*PROBLEM DESCRIPTION*. Copy the lines running from the one that contains "Decode this image" to the end of the entries below, exactly and with no pictures.

#### MATERIAL FOR THE TASK

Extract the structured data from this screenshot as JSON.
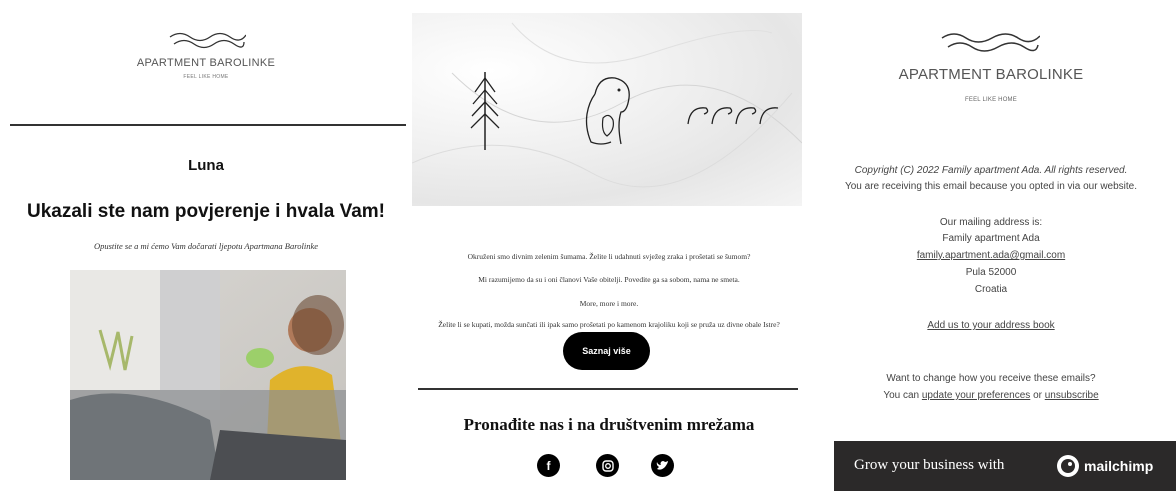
{
  "panel1": {
    "brand": "APARTMENT BAROLINKE",
    "tagline": "FEEL LIKE HOME",
    "name": "Luna",
    "heading": "Ukazali ste nam povjerenje i hvala Vam!",
    "subtitle": "Opustite se a mi ćemo Vam dočarati ljepotu Apartmana Barolinke"
  },
  "panel2": {
    "paragraphs": [
      "Okruženi smo divnim zelenim šumama. Želite li udahnuti svježeg zraka i prošetati se šumom?",
      "Mi razumijemo da su i oni članovi Vaše obitelji. Povedite ga sa sobom, nama ne smeta.",
      "More, more i more.",
      "Želite li se kupati, možda sunčati ili ipak samo prošetati po kamenom krajoliku koji se pruža uz divne obale Istre?"
    ],
    "button_label": "Saznaj više",
    "social_title": "Pronađite nas i na društvenim mrežama",
    "social_icons": [
      "facebook-icon",
      "instagram-icon",
      "twitter-icon"
    ]
  },
  "panel3": {
    "brand": "APARTMENT BAROLINKE",
    "tagline": "FEEL LIKE HOME",
    "copyright": "Copyright (C) 2022 Family apartment Ada. All rights reserved.",
    "opted_in": "You are receiving this email because you opted in via our website.",
    "address_heading": "Our mailing address is:",
    "address_name": "Family apartment Ada",
    "address_email": "family.apartment.ada@gmail.com",
    "address_city": "Pula 52000",
    "address_country": "Croatia",
    "add_book": "Add us to your address book",
    "change_text": "Want to change how you receive these emails?",
    "you_can": "You can",
    "update_prefs": "update your preferences",
    "or": "or",
    "unsubscribe": "unsubscribe",
    "mc_text": "Grow your business with",
    "mc_brand": "mailchimp"
  }
}
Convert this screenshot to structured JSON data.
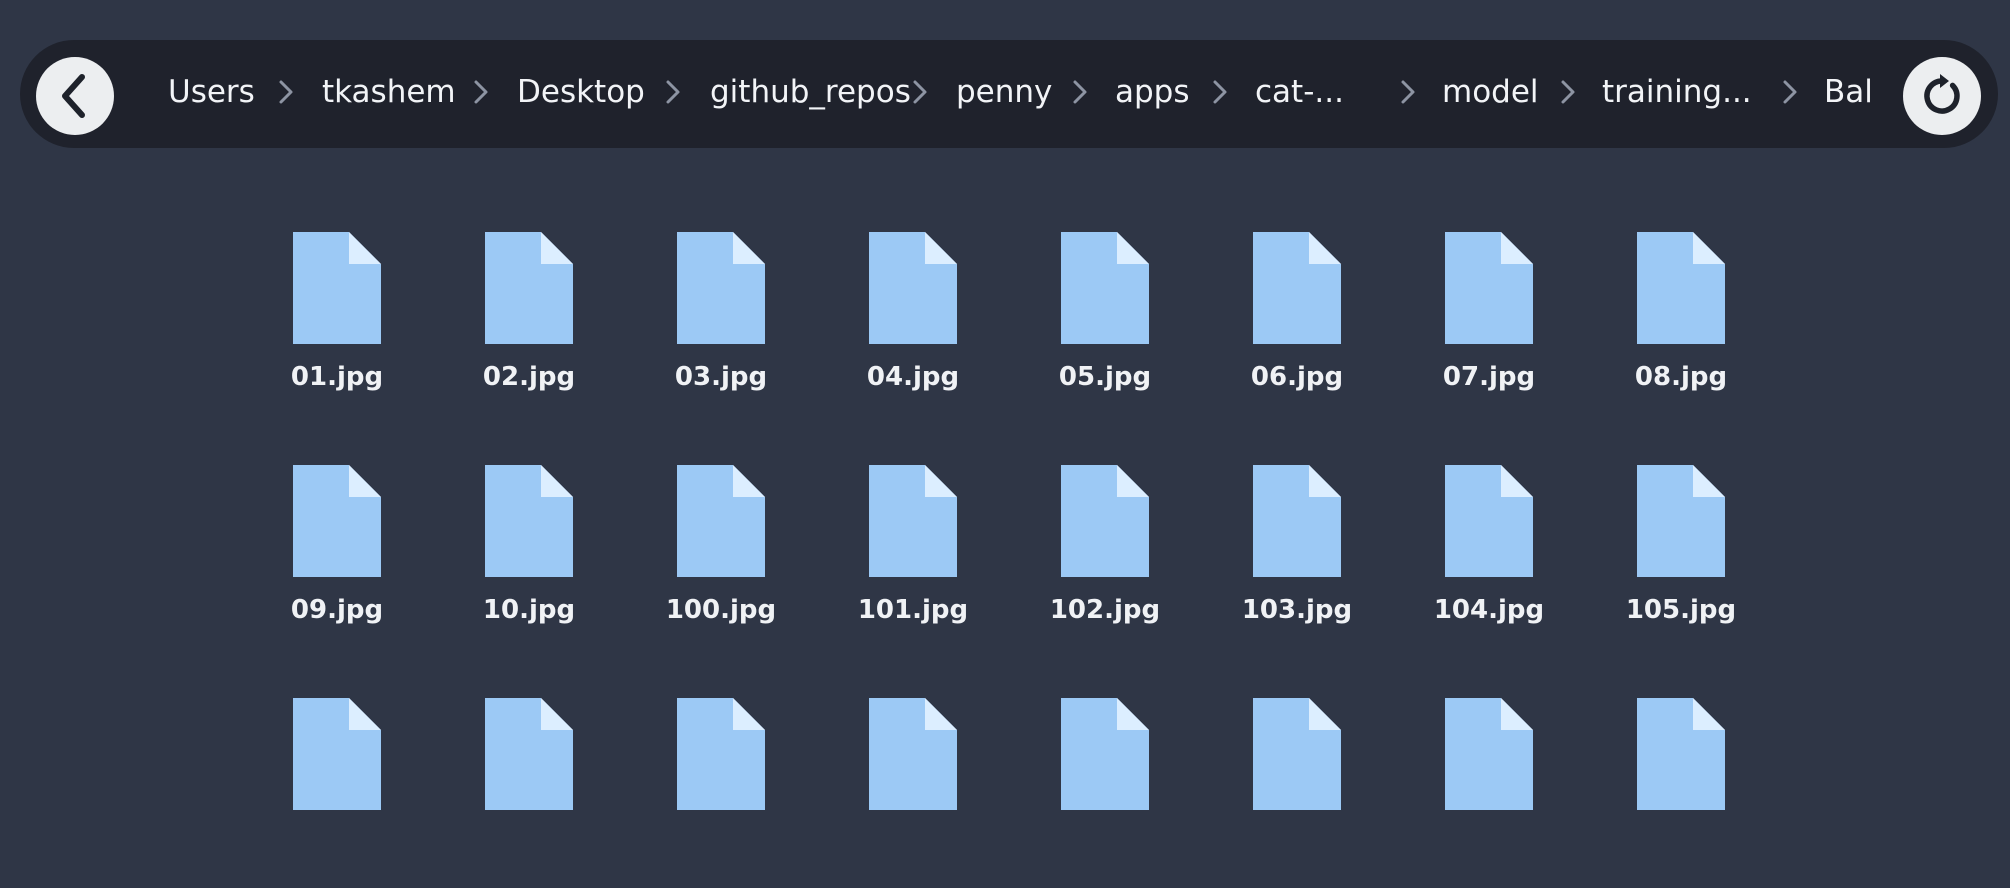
{
  "toolbar": {
    "back_icon": "chevron-left-icon",
    "refresh_icon": "refresh-icon",
    "separator_icon": "chevron-right-icon"
  },
  "breadcrumb": [
    "Users",
    "tkashem",
    "Desktop",
    "github_repos",
    "penny",
    "apps",
    "cat-...",
    "model",
    "training...",
    "Bal"
  ],
  "files": [
    "01.jpg",
    "02.jpg",
    "03.jpg",
    "04.jpg",
    "05.jpg",
    "06.jpg",
    "07.jpg",
    "08.jpg",
    "09.jpg",
    "10.jpg",
    "100.jpg",
    "101.jpg",
    "102.jpg",
    "103.jpg",
    "104.jpg",
    "105.jpg",
    "",
    "",
    "",
    "",
    "",
    "",
    "",
    ""
  ],
  "colors": {
    "background": "#2f3646",
    "bar": "#1f222c",
    "file_icon": "#9cc9f5",
    "file_fold": "#dceeff"
  }
}
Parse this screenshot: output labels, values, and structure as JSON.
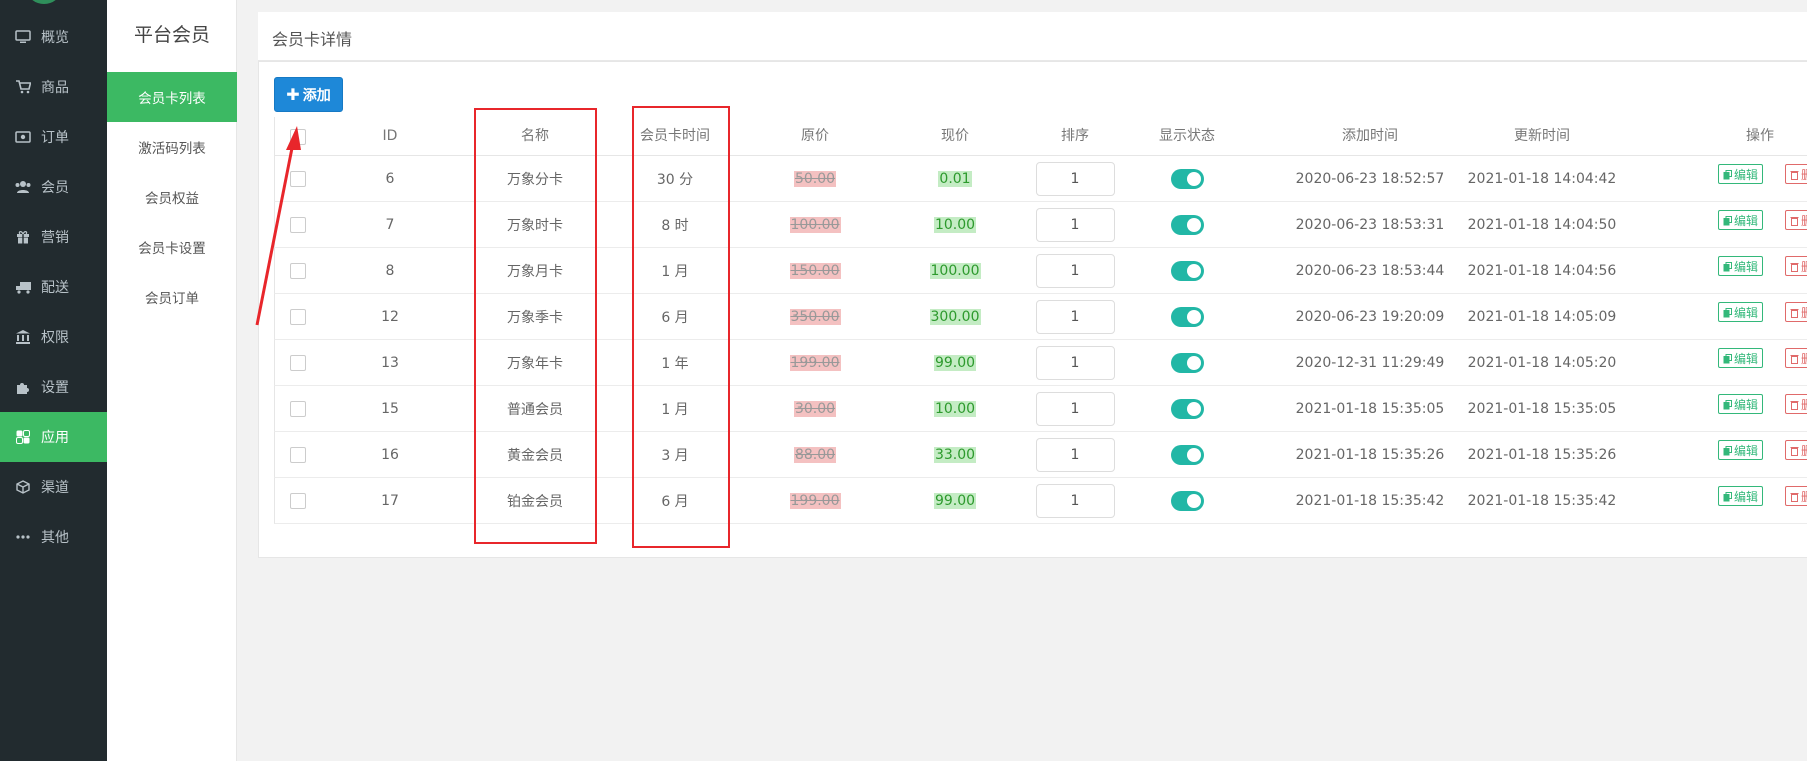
{
  "sidebar": {
    "items": [
      {
        "label": "概览",
        "icon": "monitor-icon"
      },
      {
        "label": "商品",
        "icon": "cart-icon"
      },
      {
        "label": "订单",
        "icon": "money-icon"
      },
      {
        "label": "会员",
        "icon": "users-icon"
      },
      {
        "label": "营销",
        "icon": "gift-icon"
      },
      {
        "label": "配送",
        "icon": "truck-icon"
      },
      {
        "label": "权限",
        "icon": "bank-icon"
      },
      {
        "label": "设置",
        "icon": "puzzle-icon"
      },
      {
        "label": "应用",
        "icon": "apps-icon"
      },
      {
        "label": "渠道",
        "icon": "cube-icon"
      },
      {
        "label": "其他",
        "icon": "more-icon"
      }
    ],
    "active_index": 8
  },
  "submenu": {
    "title": "平台会员",
    "items": [
      "会员卡列表",
      "激活码列表",
      "会员权益",
      "会员卡设置",
      "会员订单"
    ],
    "active_index": 0
  },
  "header": {
    "title": "会员卡详情"
  },
  "toolbar": {
    "add_label": "添加"
  },
  "table": {
    "columns": [
      "ID",
      "名称",
      "会员卡时间",
      "原价",
      "现价",
      "排序",
      "显示状态",
      "添加时间",
      "更新时间",
      "操作"
    ],
    "edit_label": "编辑",
    "delete_label": "删除",
    "rows": [
      {
        "id": "6",
        "name": "万象分卡",
        "duration": "30 分",
        "original_price": "50.00",
        "current_price": "0.01",
        "sort": "1",
        "visible": true,
        "created": "2020-06-23 18:52:57",
        "updated": "2021-01-18 14:04:42"
      },
      {
        "id": "7",
        "name": "万象时卡",
        "duration": "8 时",
        "original_price": "100.00",
        "current_price": "10.00",
        "sort": "1",
        "visible": true,
        "created": "2020-06-23 18:53:31",
        "updated": "2021-01-18 14:04:50"
      },
      {
        "id": "8",
        "name": "万象月卡",
        "duration": "1 月",
        "original_price": "150.00",
        "current_price": "100.00",
        "sort": "1",
        "visible": true,
        "created": "2020-06-23 18:53:44",
        "updated": "2021-01-18 14:04:56"
      },
      {
        "id": "12",
        "name": "万象季卡",
        "duration": "6 月",
        "original_price": "350.00",
        "current_price": "300.00",
        "sort": "1",
        "visible": true,
        "created": "2020-06-23 19:20:09",
        "updated": "2021-01-18 14:05:09"
      },
      {
        "id": "13",
        "name": "万象年卡",
        "duration": "1 年",
        "original_price": "199.00",
        "current_price": "99.00",
        "sort": "1",
        "visible": true,
        "created": "2020-12-31 11:29:49",
        "updated": "2021-01-18 14:05:20"
      },
      {
        "id": "15",
        "name": "普通会员",
        "duration": "1 月",
        "original_price": "30.00",
        "current_price": "10.00",
        "sort": "1",
        "visible": true,
        "created": "2021-01-18 15:35:05",
        "updated": "2021-01-18 15:35:05"
      },
      {
        "id": "16",
        "name": "黄金会员",
        "duration": "3 月",
        "original_price": "88.00",
        "current_price": "33.00",
        "sort": "1",
        "visible": true,
        "created": "2021-01-18 15:35:26",
        "updated": "2021-01-18 15:35:26"
      },
      {
        "id": "17",
        "name": "铂金会员",
        "duration": "6 月",
        "original_price": "199.00",
        "current_price": "99.00",
        "sort": "1",
        "visible": true,
        "created": "2021-01-18 15:35:42",
        "updated": "2021-01-18 15:35:42"
      }
    ]
  },
  "colors": {
    "sidebar_bg": "#222b2f",
    "accent_green": "#3cb963",
    "add_button": "#1e88d8",
    "toggle_on": "#22b7a6",
    "annotation_red": "#e8262b"
  }
}
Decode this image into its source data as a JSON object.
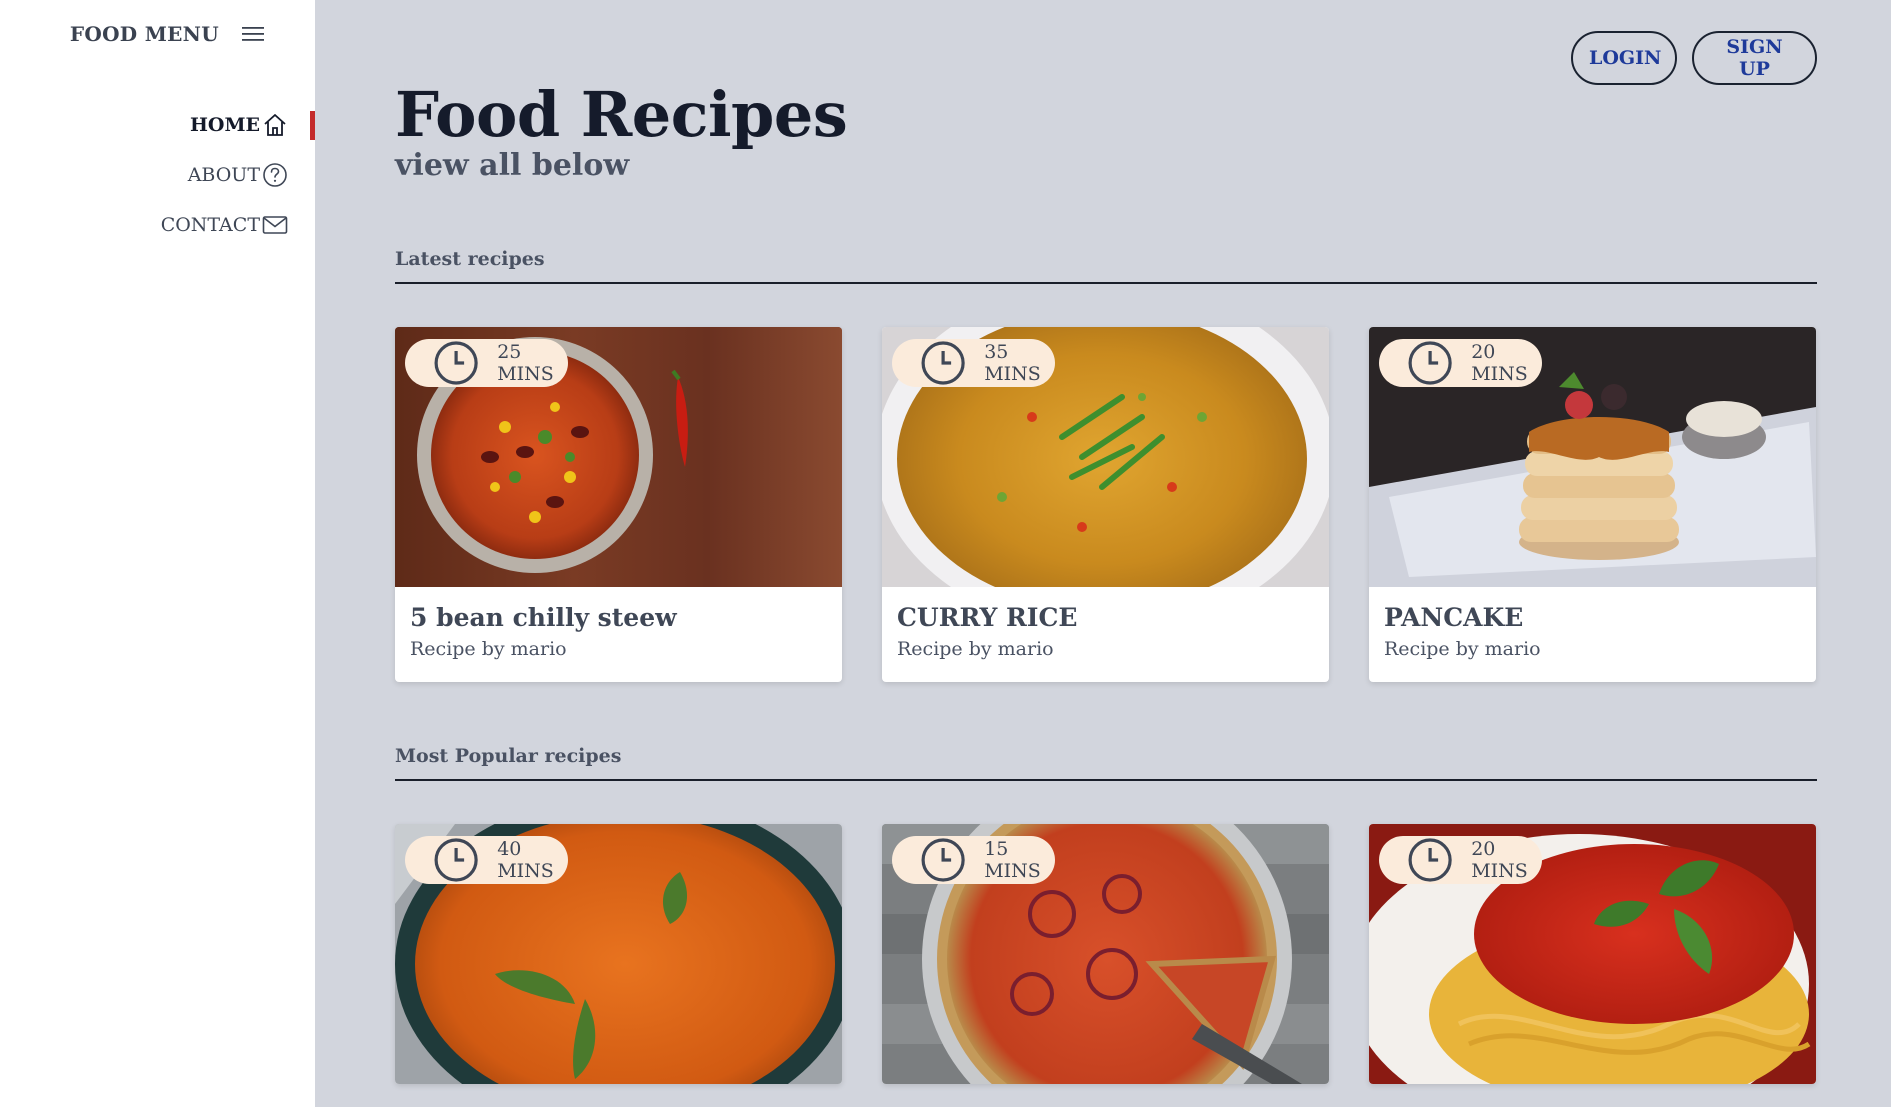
{
  "sidebar": {
    "brand": "FOOD MENU",
    "menu_icon": "hamburger-icon",
    "items": [
      {
        "label": "HOME",
        "icon": "home-icon",
        "active": true
      },
      {
        "label": "ABOUT",
        "icon": "question-circle-icon",
        "active": false
      },
      {
        "label": "CONTACT",
        "icon": "envelope-icon",
        "active": false
      }
    ]
  },
  "header": {
    "login_label": "LOGIN",
    "signup_label": "SIGN UP"
  },
  "page": {
    "title": "Food Recipes",
    "subtitle": "view all below"
  },
  "latest": {
    "heading": "Latest recipes",
    "cards": [
      {
        "time": "25 MINS",
        "title": "5 bean chilly steew",
        "author": "Recipe by mario"
      },
      {
        "time": "35 MINS",
        "title": "CURRY RICE",
        "author": "Recipe by mario"
      },
      {
        "time": "20 MINS",
        "title": "PANCAKE",
        "author": "Recipe by mario"
      }
    ]
  },
  "popular": {
    "heading": "Most Popular recipes",
    "cards": [
      {
        "time": "40 MINS"
      },
      {
        "time": "15 MINS"
      },
      {
        "time": "20 MINS"
      }
    ]
  },
  "colors": {
    "accent": "#c42b2b",
    "link_blue": "#1e3a9a",
    "main_bg": "#d2d5dd",
    "badge_bg": "#fbebdb"
  }
}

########

*OUTPUT OF THE EXERCISE*.
Decode this image into its source data as a JSON object.
{
  "sidebar": {
    "brand": "FOOD MENU",
    "menu_icon": "hamburger-icon",
    "items": [
      {
        "label": "HOME",
        "icon": "home-icon",
        "active": true
      },
      {
        "label": "ABOUT",
        "icon": "question-circle-icon",
        "active": false
      },
      {
        "label": "CONTACT",
        "icon": "envelope-icon",
        "active": false
      }
    ]
  },
  "header": {
    "login_label": "LOGIN",
    "signup_label": "SIGN UP"
  },
  "page": {
    "title": "Food Recipes",
    "subtitle": "view all below"
  },
  "latest": {
    "heading": "Latest recipes",
    "cards": [
      {
        "time": "25 MINS",
        "title": "5 bean chilly steew",
        "author": "Recipe by mario"
      },
      {
        "time": "35 MINS",
        "title": "CURRY RICE",
        "author": "Recipe by mario"
      },
      {
        "time": "20 MINS",
        "title": "PANCAKE",
        "author": "Recipe by mario"
      }
    ]
  },
  "popular": {
    "heading": "Most Popular recipes",
    "cards": [
      {
        "time": "40 MINS"
      },
      {
        "time": "15 MINS"
      },
      {
        "time": "20 MINS"
      }
    ]
  },
  "colors": {
    "accent": "#c42b2b",
    "link_blue": "#1e3a9a",
    "main_bg": "#d2d5dd",
    "badge_bg": "#fbebdb"
  }
}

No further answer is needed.